In about one year into the coronavirus pandemic, the United States death toll has surpassed the grim milestone of 500,000. Currently, the U.S. has reported more deaths than any other nation, and on a per capita basis only follows behind that United Kingdom, Czech Republic, Italy and Portugal.
The staggering death toll has but the coronavirus as one of the leading causes of death in the nation, according to data from the U.S. Centers for Disease Control and Prevention, with the virus killing at least 100,000 people in the past five weeks and reducing the country's life expectancy by one year.
Fortunately, the U.S. coronavirus death rate has begun to fall from its winter peak, when the pandemic's deadliest day on Jan. 12 took about 4,400 lives. Now, about 2,000 Americans die from their infections on average each day, according to data from Johns Hopkins University. This rate has improved from the nation's high of over 3,000 per day in mid-January.
Since President Joe Biden took office in late January, his administration has been working to increase the amount of vaccines shipped weekly to states as the nation continues its massive nationwide roll out. On Tuesday, the Biden administration announced that it will now supply states with 14.5 million doses of either the Pfizer
"Today on his weekly governors call with America's governors, our COVID coordinator Jeff Zients announced the fifth consecutive week of supply increases," White House Press Secretary Jen Psaki stated during a press conference on Tuesday. "States will now receive 14.5 million doses this week, up from 8.6 million doses per week when the president took office."
Moveover, the supply of coronavirus vaccines in the U.S. is also expected to substantially increase next month as manufacturers increase the pace of their production, company executives from the major vaccine developers Pfizer-BioNTech, Moderna, and Johnson & Johnson
Pfizer's Chief Business Officer John Young told the House Committee on Energy and Commerce Oversight and Investigation Subcommittee in written testimony that the drugmaker expects to deliver over 13 million doses per week of its vaccine to the U.S. by mid-March. That is more than double the roughly 4 to 5 million weekly doses the company delivered at the beginning of February.
"We are on track to make 120 million doses availed for shipment by the end of March and an additional 80 million doses by the end of May," Young stated. "We anticipate all 300 million contracted doses will be made available for shipment by the end of July, enabling the vaccination of up to 150 million Americans."
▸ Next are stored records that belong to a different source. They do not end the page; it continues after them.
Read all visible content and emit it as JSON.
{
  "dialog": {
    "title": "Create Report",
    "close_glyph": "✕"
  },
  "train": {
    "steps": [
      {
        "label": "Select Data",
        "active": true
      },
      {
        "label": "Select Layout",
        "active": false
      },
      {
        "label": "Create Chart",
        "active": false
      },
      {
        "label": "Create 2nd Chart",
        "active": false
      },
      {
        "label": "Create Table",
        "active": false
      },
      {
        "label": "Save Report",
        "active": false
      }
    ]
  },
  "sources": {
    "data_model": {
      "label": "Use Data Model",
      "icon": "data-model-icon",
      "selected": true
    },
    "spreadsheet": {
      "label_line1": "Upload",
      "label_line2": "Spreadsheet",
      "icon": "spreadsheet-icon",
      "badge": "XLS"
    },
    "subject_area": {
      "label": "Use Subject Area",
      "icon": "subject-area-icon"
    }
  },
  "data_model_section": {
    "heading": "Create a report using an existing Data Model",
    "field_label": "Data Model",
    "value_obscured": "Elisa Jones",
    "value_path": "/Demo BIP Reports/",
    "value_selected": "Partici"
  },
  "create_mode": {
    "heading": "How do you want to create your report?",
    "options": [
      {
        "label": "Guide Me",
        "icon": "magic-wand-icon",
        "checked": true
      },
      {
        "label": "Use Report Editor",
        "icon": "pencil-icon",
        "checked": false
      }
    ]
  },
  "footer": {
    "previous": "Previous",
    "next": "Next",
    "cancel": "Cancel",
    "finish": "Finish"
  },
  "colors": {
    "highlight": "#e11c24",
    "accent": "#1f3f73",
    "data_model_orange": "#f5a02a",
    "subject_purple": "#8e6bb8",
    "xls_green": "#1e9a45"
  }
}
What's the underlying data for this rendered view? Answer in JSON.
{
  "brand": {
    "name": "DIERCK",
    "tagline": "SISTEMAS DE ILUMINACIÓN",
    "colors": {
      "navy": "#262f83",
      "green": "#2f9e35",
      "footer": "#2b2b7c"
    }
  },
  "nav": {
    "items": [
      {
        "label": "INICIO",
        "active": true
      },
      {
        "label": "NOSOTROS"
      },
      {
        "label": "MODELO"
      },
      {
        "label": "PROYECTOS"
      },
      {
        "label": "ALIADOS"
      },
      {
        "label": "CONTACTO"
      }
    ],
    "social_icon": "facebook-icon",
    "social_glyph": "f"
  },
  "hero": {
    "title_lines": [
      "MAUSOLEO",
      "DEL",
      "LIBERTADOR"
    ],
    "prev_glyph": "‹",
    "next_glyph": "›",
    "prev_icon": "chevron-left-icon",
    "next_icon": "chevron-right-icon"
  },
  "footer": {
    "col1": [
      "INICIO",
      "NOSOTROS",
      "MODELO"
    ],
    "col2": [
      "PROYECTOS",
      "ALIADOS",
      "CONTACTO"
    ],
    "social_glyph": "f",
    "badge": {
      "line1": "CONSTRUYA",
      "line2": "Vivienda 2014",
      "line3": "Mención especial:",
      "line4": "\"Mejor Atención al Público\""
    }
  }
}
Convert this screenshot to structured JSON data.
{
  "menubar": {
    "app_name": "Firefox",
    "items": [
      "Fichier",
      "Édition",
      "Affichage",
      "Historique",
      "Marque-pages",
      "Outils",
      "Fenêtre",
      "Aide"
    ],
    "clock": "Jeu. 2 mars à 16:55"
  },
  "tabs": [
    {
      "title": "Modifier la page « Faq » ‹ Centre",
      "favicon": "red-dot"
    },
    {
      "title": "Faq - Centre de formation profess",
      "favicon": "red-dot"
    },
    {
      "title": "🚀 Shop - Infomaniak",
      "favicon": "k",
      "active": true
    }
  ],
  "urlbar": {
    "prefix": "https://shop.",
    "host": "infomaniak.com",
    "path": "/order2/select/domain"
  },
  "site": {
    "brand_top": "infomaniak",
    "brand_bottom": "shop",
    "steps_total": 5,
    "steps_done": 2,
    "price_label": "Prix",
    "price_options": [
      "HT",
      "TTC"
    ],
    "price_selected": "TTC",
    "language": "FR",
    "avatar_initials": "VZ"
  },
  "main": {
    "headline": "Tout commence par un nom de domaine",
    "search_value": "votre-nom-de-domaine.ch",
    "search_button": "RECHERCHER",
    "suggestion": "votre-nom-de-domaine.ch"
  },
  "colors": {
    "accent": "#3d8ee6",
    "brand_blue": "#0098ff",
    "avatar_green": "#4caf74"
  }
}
Moderna's President Dr. Stephen Hoge told Congress that the company expects to deliver 40 million doses per month by April, which will be about double the drugmaker's current production rate.
"As we work to meet these goals, we are continually learnings and working closed with our partners and the federal government to identify ways to address bottleneck and accelerate out production," Hoge stated in his written testimony, highlighting on how the company has recently proposed to the FDA to allow 15 doses to be drawn from each vial to address constraints in its production lines.
Finally, Johnson & Johnson's Vice President of Medical Affairs Dr. Richard Nettles told Congress that the company is able to ship more than 20 million doses to the U.S. by the end of March, pending the one-shot coronavirus vaccine candidate's emergency use authorization approval by the U.S. Food and Drug Administration, which could happen by the end of the week.